[TASK DESCRIPTION] Read through the lines below for the string "title" and copy each one that has it.

________________________

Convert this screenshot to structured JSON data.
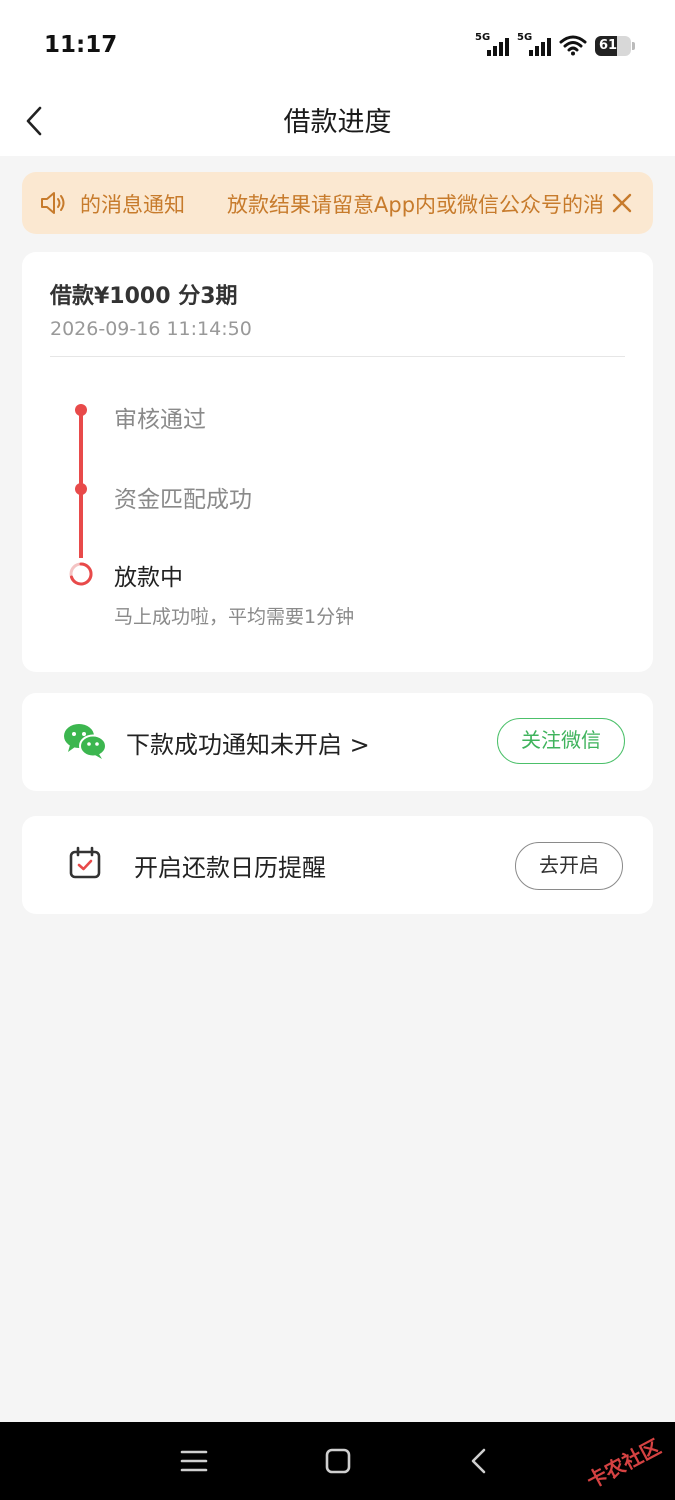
{
  "status_bar": {
    "time": "11:17",
    "signal_1_label": "5G",
    "signal_2_label": "5G",
    "battery": "61",
    "battery_level_percent": 61
  },
  "header": {
    "title": "借款进度",
    "back_icon": "chevron-left-icon"
  },
  "notice": {
    "icon": "speaker-icon",
    "text": "的消息通知　　放款结果请留意App内或微信公众号的消",
    "close_icon": "close-icon",
    "text_color": "#c77b2c",
    "background": "#fbe8d1"
  },
  "loan": {
    "title": "借款¥1000  分3期",
    "time": "2026-09-16 11:14:50",
    "steps": [
      {
        "label": "审核通过",
        "state": "done"
      },
      {
        "label": "资金匹配成功",
        "state": "done"
      },
      {
        "label": "放款中",
        "state": "in-progress",
        "sub": "马上成功啦，平均需要1分钟"
      }
    ],
    "accent_color": "#e84a4a"
  },
  "wechat": {
    "icon": "wechat-icon",
    "text": "下款成功通知未开启 >",
    "button": "关注微信",
    "accent_color": "#3fb35c"
  },
  "calendar": {
    "icon": "calendar-check-icon",
    "text": "开启还款日历提醒",
    "button": "去开启"
  },
  "nav_bar": {
    "menu_icon": "menu-icon",
    "home_icon": "home-square-icon",
    "back_icon": "back-triangle-icon",
    "watermark": "卡农社区"
  }
}
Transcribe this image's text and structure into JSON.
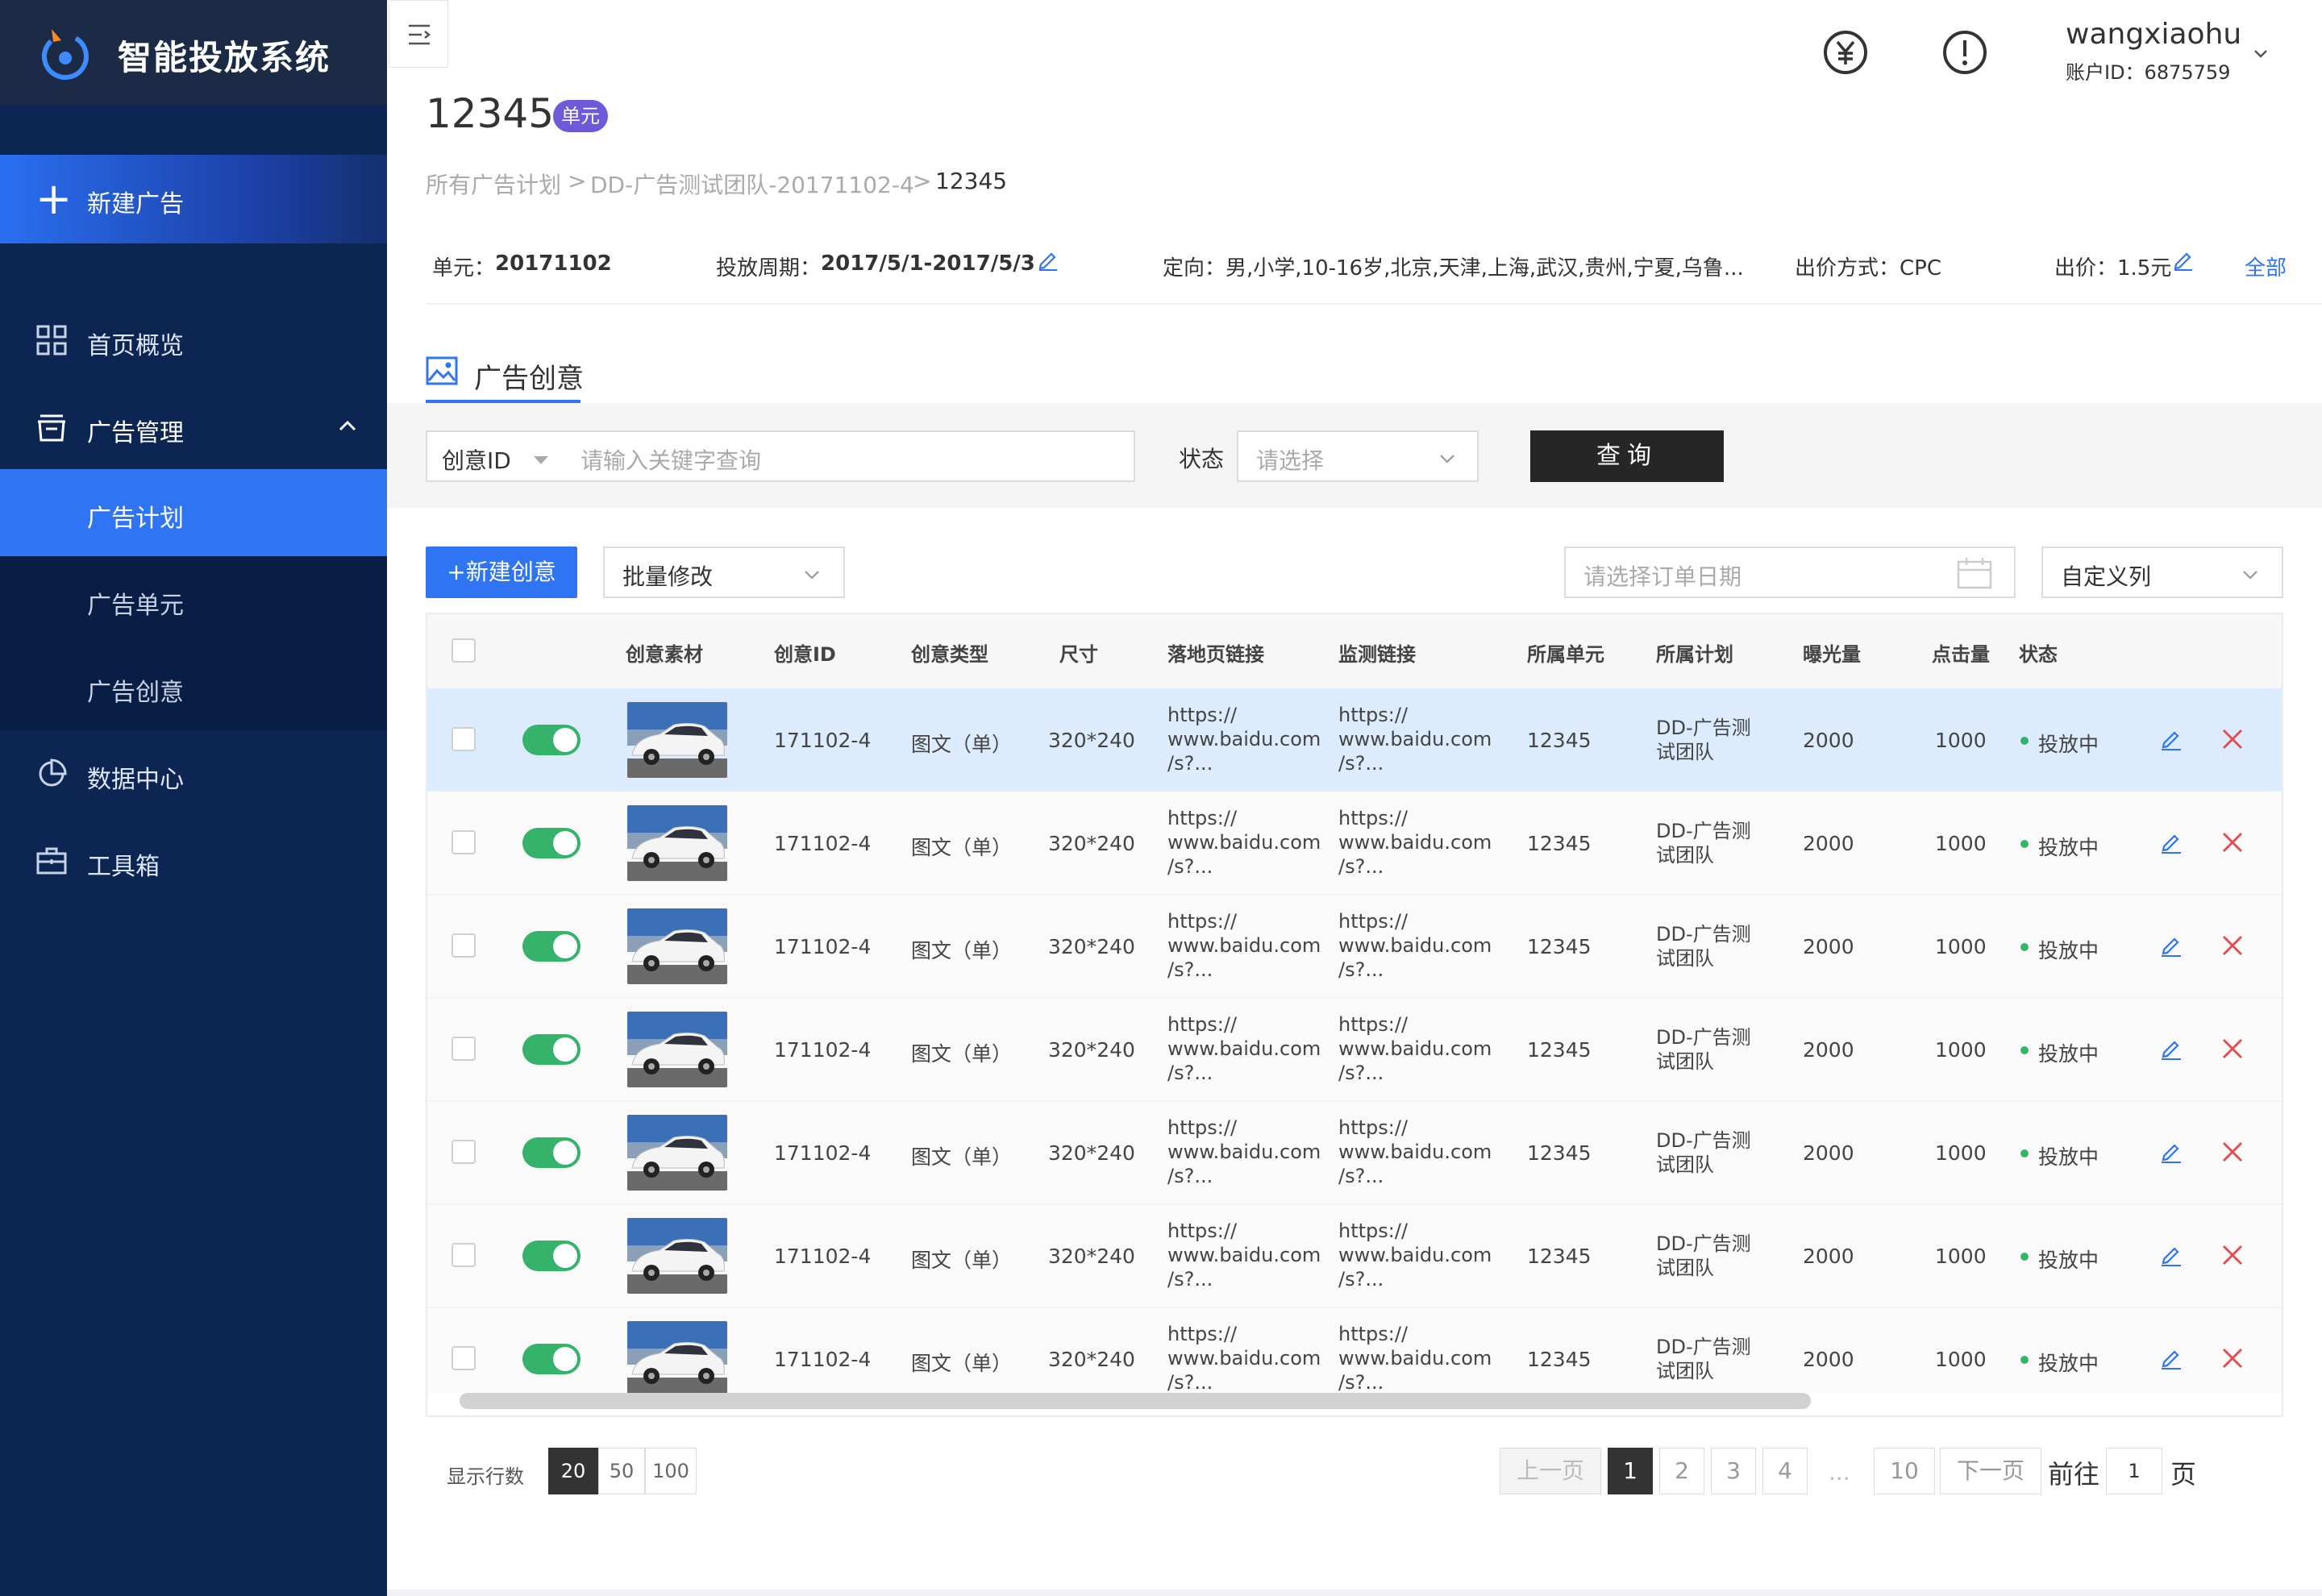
{
  "app": {
    "title": "智能投放系统"
  },
  "sidebar": {
    "new_ad": "新建广告",
    "items": [
      {
        "label": "首页概览",
        "icon": "grid-icon"
      },
      {
        "label": "广告管理",
        "icon": "inbox-icon"
      },
      {
        "label": "数据中心",
        "icon": "pie-chart-icon"
      },
      {
        "label": "工具箱",
        "icon": "toolbox-icon"
      }
    ],
    "sub_items": [
      {
        "label": "广告计划",
        "active": true
      },
      {
        "label": "广告单元",
        "active": false
      },
      {
        "label": "广告创意",
        "active": false
      }
    ]
  },
  "header": {
    "user_name": "wangxiaohu",
    "account_id": "账户ID：6875759"
  },
  "page": {
    "title": "12345",
    "badge": "单元",
    "breadcrumb": [
      "所有广告计划",
      ">",
      "DD-广告测试团队-20171102-4",
      ">",
      "12345"
    ]
  },
  "info": {
    "unit_label": "单元：",
    "unit_value": "20171102",
    "period_label": "投放周期：",
    "period_value": "2017/5/1-2017/5/3",
    "targeting": "定向：男,小学,10-16岁,北京,天津,上海,武汉,贵州,宁夏,乌鲁...",
    "bid_method": "出价方式：CPC",
    "bid": "出价：1.5元",
    "all_link": "全部"
  },
  "tab": {
    "label": "广告创意"
  },
  "filter": {
    "field": "创意ID",
    "placeholder": "请输入关键字查询",
    "status_label": "状态",
    "status_placeholder": "请选择",
    "query_label": "查询"
  },
  "toolbar": {
    "new_label": "+新建创意",
    "batch_label": "批量修改",
    "date_placeholder": "请选择订单日期",
    "columns_label": "自定义列"
  },
  "table": {
    "headers": [
      "创意素材",
      "创意ID",
      "创意类型",
      "尺寸",
      "落地页链接",
      "监测链接",
      "所属单元",
      "所属计划",
      "曝光量",
      "点击量",
      "状态"
    ],
    "rows": [
      {
        "id": "171102-4",
        "type": "图文（单）",
        "size": "320*240",
        "land": [
          "https://",
          "www.baidu.com",
          "/s?..."
        ],
        "monitor": [
          "https://",
          "www.baidu.com",
          "/s?..."
        ],
        "unit": "12345",
        "plan": [
          "DD-广告测",
          "试团队"
        ],
        "impressions": "2000",
        "clicks": "1000",
        "status": "投放中"
      },
      {
        "id": "171102-4",
        "type": "图文（单）",
        "size": "320*240",
        "land": [
          "https://",
          "www.baidu.com",
          "/s?..."
        ],
        "monitor": [
          "https://",
          "www.baidu.com",
          "/s?..."
        ],
        "unit": "12345",
        "plan": [
          "DD-广告测",
          "试团队"
        ],
        "impressions": "2000",
        "clicks": "1000",
        "status": "投放中"
      },
      {
        "id": "171102-4",
        "type": "图文（单）",
        "size": "320*240",
        "land": [
          "https://",
          "www.baidu.com",
          "/s?..."
        ],
        "monitor": [
          "https://",
          "www.baidu.com",
          "/s?..."
        ],
        "unit": "12345",
        "plan": [
          "DD-广告测",
          "试团队"
        ],
        "impressions": "2000",
        "clicks": "1000",
        "status": "投放中"
      },
      {
        "id": "171102-4",
        "type": "图文（单）",
        "size": "320*240",
        "land": [
          "https://",
          "www.baidu.com",
          "/s?..."
        ],
        "monitor": [
          "https://",
          "www.baidu.com",
          "/s?..."
        ],
        "unit": "12345",
        "plan": [
          "DD-广告测",
          "试团队"
        ],
        "impressions": "2000",
        "clicks": "1000",
        "status": "投放中"
      },
      {
        "id": "171102-4",
        "type": "图文（单）",
        "size": "320*240",
        "land": [
          "https://",
          "www.baidu.com",
          "/s?..."
        ],
        "monitor": [
          "https://",
          "www.baidu.com",
          "/s?..."
        ],
        "unit": "12345",
        "plan": [
          "DD-广告测",
          "试团队"
        ],
        "impressions": "2000",
        "clicks": "1000",
        "status": "投放中"
      },
      {
        "id": "171102-4",
        "type": "图文（单）",
        "size": "320*240",
        "land": [
          "https://",
          "www.baidu.com",
          "/s?..."
        ],
        "monitor": [
          "https://",
          "www.baidu.com",
          "/s?..."
        ],
        "unit": "12345",
        "plan": [
          "DD-广告测",
          "试团队"
        ],
        "impressions": "2000",
        "clicks": "1000",
        "status": "投放中"
      },
      {
        "id": "171102-4",
        "type": "图文（单）",
        "size": "320*240",
        "land": [
          "https://",
          "www.baidu.com",
          "/s?..."
        ],
        "monitor": [
          "https://",
          "www.baidu.com",
          "/s?..."
        ],
        "unit": "12345",
        "plan": [
          "DD-广告测",
          "试团队"
        ],
        "impressions": "2000",
        "clicks": "1000",
        "status": "投放中"
      }
    ]
  },
  "pagination": {
    "rows_label": "显示行数",
    "sizes": [
      "20",
      "50",
      "100"
    ],
    "prev": "上一页",
    "pages": [
      "1",
      "2",
      "3",
      "4"
    ],
    "ellipsis": "...",
    "last": "10",
    "next": "下一页",
    "goto_label": "前往",
    "goto_value": "1",
    "page_suffix": "页"
  },
  "colors": {
    "sidebar": "#0d2552",
    "accent": "#2f74f3",
    "active_status": "#36b36a",
    "delete": "#e84a4a",
    "badge": "#6f59d9"
  }
}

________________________

[REPLY]
    "title": "借款进度",
    "title": "借款¥1000  分3期",
    "title": "智能投放系统"
    "title": "12345",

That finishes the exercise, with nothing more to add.